▸ Assigned task:
In the entries below, find each line with the word "What" and return it.

▸ Entries supplied:
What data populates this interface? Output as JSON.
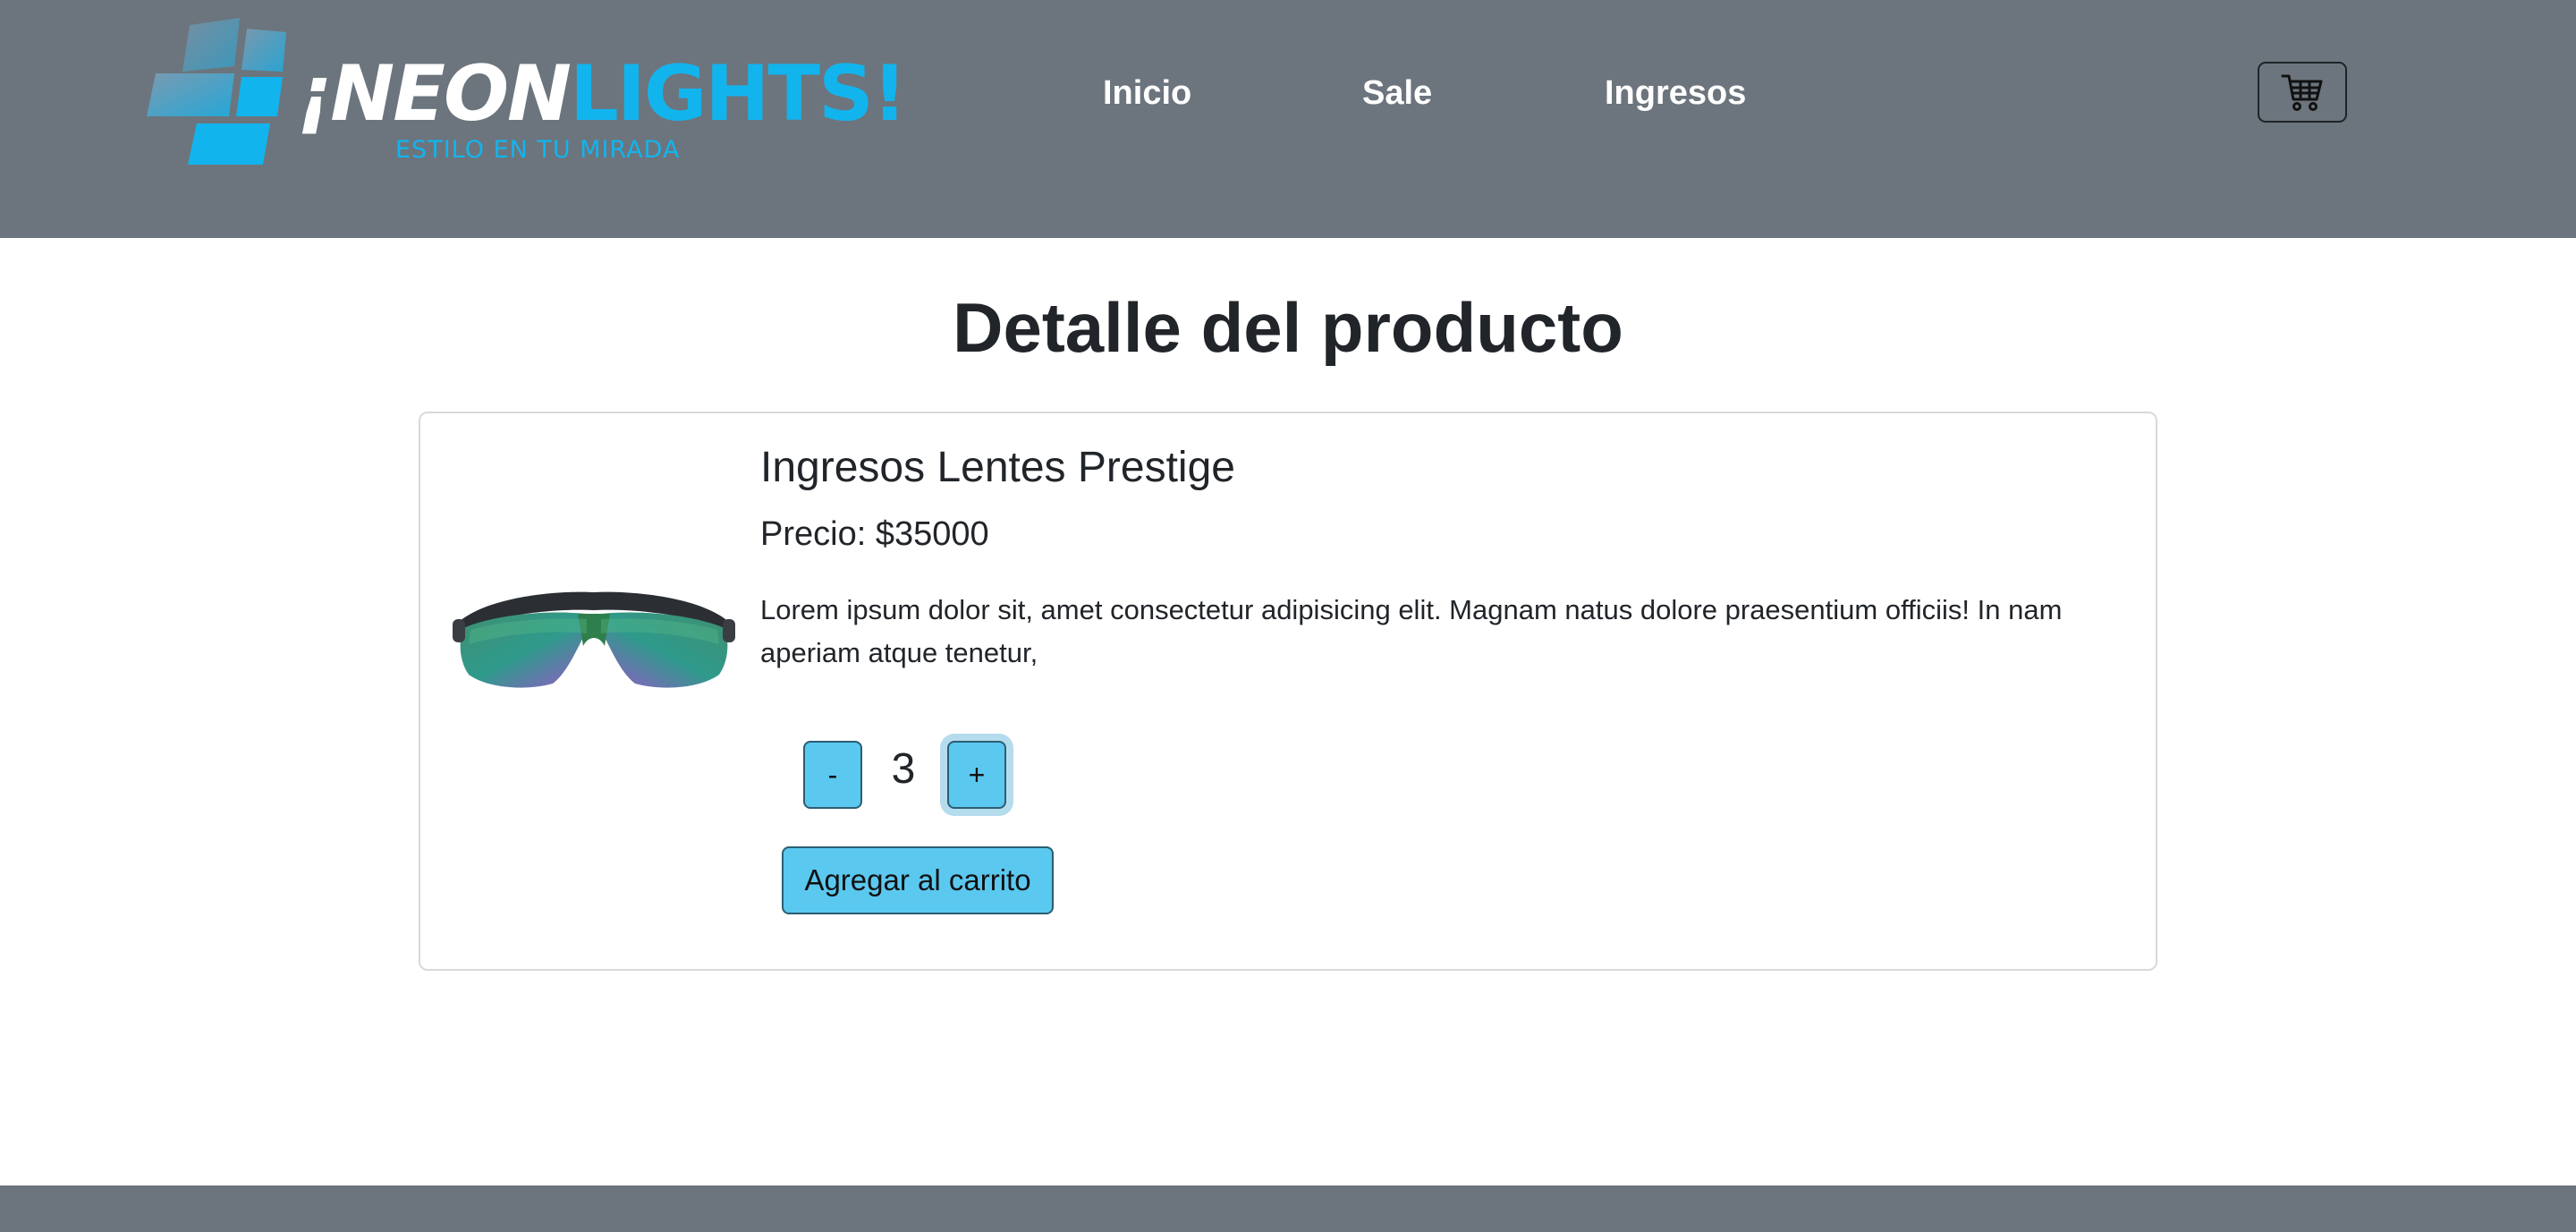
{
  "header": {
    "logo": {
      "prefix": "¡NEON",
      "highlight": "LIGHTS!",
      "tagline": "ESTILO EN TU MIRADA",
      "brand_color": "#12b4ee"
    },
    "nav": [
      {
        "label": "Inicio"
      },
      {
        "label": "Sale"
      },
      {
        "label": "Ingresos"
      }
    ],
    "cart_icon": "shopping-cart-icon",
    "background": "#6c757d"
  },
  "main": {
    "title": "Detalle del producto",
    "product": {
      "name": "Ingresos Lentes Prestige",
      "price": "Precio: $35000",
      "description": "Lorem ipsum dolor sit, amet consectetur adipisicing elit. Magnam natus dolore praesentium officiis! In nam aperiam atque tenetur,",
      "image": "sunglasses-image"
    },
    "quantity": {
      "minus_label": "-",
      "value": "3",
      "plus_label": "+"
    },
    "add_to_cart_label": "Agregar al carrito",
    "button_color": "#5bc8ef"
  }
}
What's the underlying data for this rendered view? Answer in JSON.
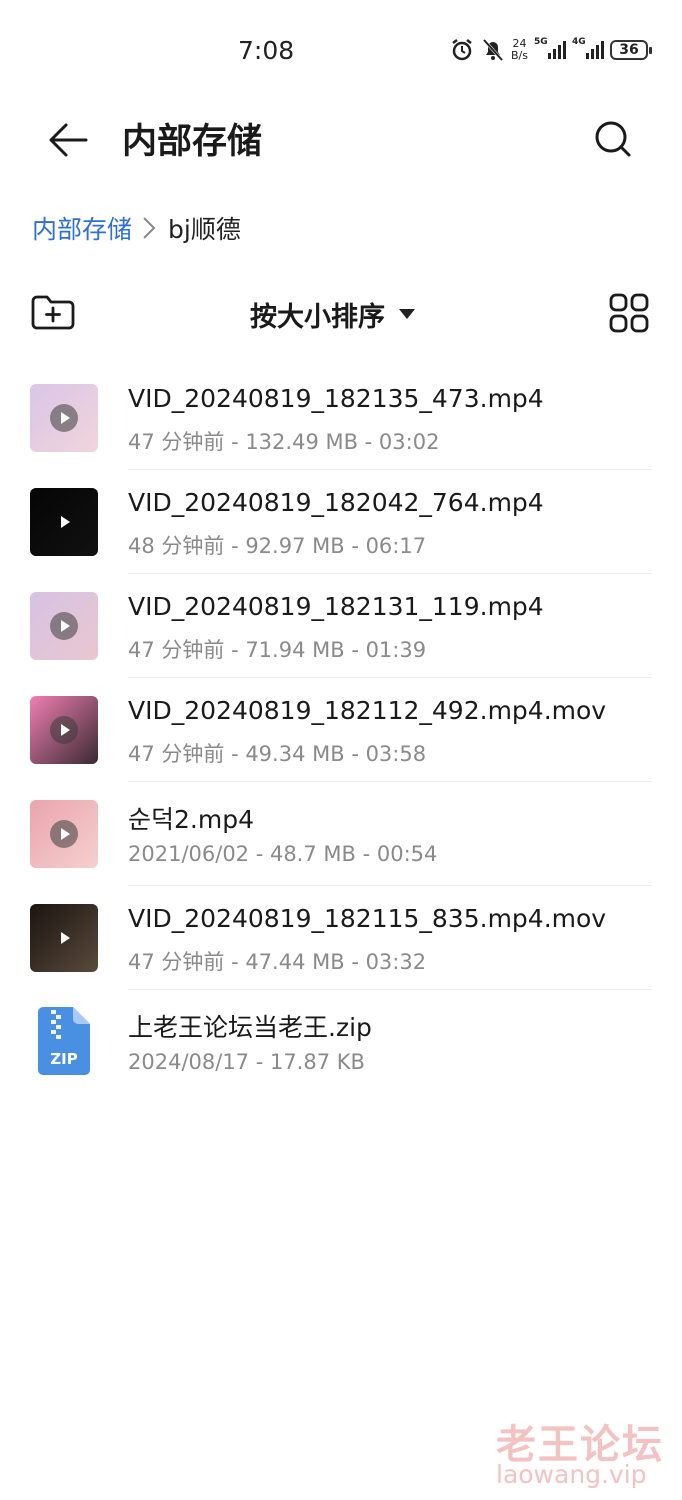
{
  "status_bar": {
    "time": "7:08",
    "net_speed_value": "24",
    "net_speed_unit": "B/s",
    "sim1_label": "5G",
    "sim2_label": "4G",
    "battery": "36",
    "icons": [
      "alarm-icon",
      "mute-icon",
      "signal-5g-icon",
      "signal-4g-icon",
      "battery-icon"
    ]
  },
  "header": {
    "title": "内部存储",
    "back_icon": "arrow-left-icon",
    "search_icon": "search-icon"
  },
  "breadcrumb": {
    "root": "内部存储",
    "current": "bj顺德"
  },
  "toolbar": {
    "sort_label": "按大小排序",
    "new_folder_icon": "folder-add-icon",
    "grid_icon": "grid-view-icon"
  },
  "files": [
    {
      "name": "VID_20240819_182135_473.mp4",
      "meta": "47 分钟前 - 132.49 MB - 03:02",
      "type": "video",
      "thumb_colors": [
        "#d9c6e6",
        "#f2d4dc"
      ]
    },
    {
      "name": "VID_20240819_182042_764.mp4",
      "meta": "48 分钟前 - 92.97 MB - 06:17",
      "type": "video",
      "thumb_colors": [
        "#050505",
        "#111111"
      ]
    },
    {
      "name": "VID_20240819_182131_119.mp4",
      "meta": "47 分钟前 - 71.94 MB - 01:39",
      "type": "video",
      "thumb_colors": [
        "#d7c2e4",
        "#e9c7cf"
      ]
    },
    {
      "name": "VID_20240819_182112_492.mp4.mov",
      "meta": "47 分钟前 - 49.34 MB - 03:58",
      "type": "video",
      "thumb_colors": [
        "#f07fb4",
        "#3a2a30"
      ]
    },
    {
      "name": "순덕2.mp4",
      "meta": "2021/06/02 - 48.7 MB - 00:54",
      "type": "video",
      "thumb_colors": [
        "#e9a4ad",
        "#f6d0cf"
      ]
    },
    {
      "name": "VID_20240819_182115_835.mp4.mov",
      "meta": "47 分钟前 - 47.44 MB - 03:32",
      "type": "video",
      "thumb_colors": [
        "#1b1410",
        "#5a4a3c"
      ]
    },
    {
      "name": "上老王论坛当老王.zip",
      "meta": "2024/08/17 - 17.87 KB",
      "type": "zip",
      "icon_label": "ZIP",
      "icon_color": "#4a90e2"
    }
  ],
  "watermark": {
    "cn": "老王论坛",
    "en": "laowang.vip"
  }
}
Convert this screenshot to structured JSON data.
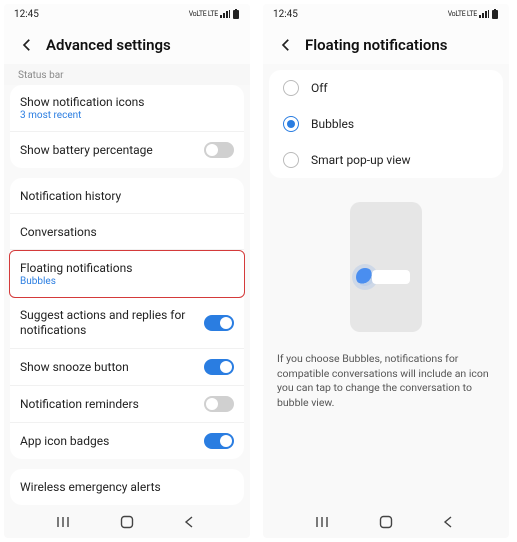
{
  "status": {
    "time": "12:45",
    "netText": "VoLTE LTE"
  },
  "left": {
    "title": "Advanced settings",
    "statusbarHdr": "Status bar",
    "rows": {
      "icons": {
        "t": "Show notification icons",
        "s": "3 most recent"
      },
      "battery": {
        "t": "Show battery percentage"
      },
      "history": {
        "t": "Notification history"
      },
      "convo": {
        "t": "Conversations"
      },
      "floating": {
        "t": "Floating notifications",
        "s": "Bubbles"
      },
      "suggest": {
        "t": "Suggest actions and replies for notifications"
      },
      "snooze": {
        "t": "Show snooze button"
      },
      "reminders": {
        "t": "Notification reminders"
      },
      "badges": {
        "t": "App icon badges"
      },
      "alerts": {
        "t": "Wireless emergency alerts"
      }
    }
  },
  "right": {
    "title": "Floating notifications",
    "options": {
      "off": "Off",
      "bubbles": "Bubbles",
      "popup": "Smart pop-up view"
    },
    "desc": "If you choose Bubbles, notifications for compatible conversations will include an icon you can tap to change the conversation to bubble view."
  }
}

▸ Result:
What data populates this interface? Output as JSON.
What's the underlying data for this rendered view? Answer in JSON.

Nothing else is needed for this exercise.